- REQUIRED WORK
From the entries that follow, copy each line in which "secara" appears.

INFORMATION SUPPLIED: Begin

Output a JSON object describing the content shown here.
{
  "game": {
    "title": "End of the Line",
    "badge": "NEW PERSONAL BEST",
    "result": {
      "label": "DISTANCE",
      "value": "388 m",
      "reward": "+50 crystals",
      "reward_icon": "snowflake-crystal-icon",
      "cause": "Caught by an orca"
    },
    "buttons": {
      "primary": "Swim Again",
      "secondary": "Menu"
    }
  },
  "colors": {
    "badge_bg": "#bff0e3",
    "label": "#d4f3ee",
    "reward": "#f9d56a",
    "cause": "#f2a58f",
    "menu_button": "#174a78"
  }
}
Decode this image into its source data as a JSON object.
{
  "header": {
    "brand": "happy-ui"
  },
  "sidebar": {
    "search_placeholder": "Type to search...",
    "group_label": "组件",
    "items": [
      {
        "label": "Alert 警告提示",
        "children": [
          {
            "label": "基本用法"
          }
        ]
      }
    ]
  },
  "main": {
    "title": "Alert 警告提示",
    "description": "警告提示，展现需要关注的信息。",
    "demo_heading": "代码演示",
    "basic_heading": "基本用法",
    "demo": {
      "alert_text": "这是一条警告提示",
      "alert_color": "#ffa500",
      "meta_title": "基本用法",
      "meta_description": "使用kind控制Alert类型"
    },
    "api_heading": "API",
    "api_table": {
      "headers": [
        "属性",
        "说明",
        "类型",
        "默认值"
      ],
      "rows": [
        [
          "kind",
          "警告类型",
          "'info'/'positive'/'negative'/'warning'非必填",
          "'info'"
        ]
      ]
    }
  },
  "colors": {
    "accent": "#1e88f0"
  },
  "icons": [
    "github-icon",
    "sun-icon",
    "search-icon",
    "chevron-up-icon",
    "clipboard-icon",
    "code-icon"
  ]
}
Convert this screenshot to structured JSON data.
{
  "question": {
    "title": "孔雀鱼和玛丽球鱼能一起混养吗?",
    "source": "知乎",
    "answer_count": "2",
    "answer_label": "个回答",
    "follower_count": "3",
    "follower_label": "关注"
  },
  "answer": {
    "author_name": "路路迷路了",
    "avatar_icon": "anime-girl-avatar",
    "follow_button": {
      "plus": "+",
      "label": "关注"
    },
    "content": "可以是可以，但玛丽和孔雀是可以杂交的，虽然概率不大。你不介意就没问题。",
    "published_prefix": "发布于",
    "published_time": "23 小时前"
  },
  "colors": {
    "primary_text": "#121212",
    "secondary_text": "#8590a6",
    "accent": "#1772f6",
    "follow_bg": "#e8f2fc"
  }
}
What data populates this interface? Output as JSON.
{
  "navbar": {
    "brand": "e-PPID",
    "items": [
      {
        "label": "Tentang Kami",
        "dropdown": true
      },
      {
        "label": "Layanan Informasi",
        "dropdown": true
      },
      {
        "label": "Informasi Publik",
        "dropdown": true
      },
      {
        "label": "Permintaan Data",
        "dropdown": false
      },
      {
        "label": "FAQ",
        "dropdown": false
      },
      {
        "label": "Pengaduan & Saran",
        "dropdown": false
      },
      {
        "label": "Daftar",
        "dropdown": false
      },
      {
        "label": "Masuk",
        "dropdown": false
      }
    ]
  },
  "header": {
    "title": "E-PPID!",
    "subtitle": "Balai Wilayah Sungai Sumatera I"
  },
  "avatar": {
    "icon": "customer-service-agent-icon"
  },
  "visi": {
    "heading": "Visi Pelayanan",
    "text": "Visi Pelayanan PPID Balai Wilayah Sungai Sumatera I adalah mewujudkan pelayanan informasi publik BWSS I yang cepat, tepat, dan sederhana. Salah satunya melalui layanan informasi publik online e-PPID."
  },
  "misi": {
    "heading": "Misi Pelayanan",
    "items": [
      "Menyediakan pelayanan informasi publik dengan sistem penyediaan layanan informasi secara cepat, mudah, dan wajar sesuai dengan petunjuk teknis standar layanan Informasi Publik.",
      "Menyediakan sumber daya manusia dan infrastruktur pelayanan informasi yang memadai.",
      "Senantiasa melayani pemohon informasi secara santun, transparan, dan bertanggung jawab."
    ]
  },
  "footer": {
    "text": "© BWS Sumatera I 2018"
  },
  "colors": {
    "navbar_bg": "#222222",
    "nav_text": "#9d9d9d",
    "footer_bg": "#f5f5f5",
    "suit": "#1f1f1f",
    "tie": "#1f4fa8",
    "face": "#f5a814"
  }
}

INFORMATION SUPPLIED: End

- ANSWER BOX
      "Menyediakan pelayanan informasi publik dengan sistem penyediaan layanan informasi secara cepat, mudah, dan wajar sesuai dengan petunjuk teknis standar layanan Informasi Publik.",
      "Senantiasa melayani pemohon informasi secara santun, transparan, dan bertanggung jawab."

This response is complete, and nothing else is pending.